Use a 1 or 2 tbs (1 oz, 1/8 cup) scoop, to scoop a portion of matzo ball into your palm. Gently form it into a ball. Set the ball on the paper, rinse your hands again, and repeat the process until all of the mixture is used. Somewhere between 14 - 20 knaidlach (Yiddish for “dumplings,” a single dumpling is a knaidl).
With wet hands, put a ball into a slotted spoon or spider, then place it into the simmering water. Repeat until all dumplings are in the water
. Cover the pot and allow to simmer for 20 minutes. Note: Dumplings which cook covered are lighter than dumplings that cook in an open pot. Check the pot to make sure the water is simmering, and not boiling.
While the dumplings simmer, bring 3 quarts of stock to the boil, then reduce the stock to a simmer. When the dumplings have simmered for 20 minutes in the water, transfer them to the stock and allow to simmer for another 15 minutes.

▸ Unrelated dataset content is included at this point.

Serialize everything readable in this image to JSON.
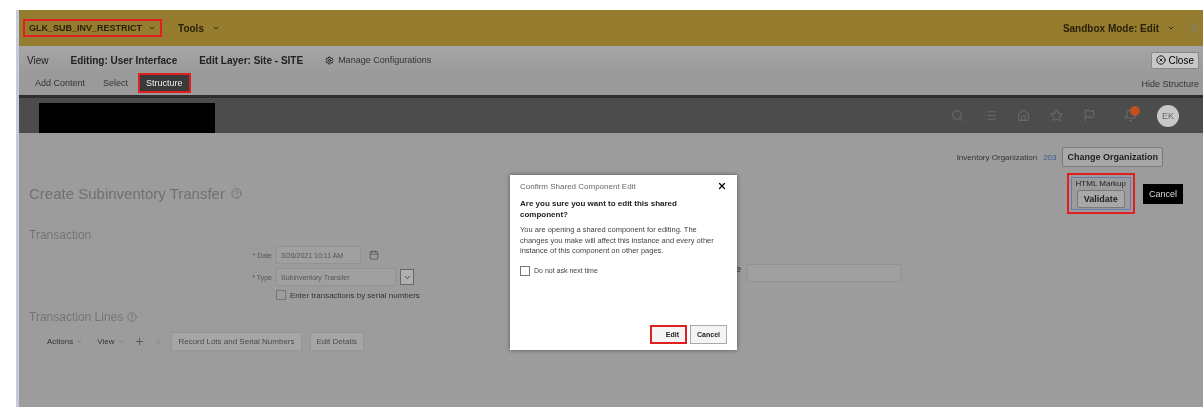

The dumplings may be refrigerated
in just enough stock to cover, and held several days; or may be used immediately. If the knaidlach are held, the stock used to finish cooking them may be strained through a fine sieve and held as well. If the stock is meant to be used immediately (see below), straining is a very nice touch but not absolutely necessary.
To make matzo ball soup: Add a few fresh carrots, celery, etc., to the remaining stock and cook until the vegetables are almost tender. Then, add the matzo balls, the stock in which they were held, and heat just until warm.
Hope you like,
PS. The usual rigamarole. This is an original recipe. You have my permission to share it as long as you cite me, Boar D. Laze, as its creator. I'd consider it a kindness if you would mention my eventually to be finished book
, COOK FOOD GOOD
: American Cooking and Technique for Beginners and Intermediates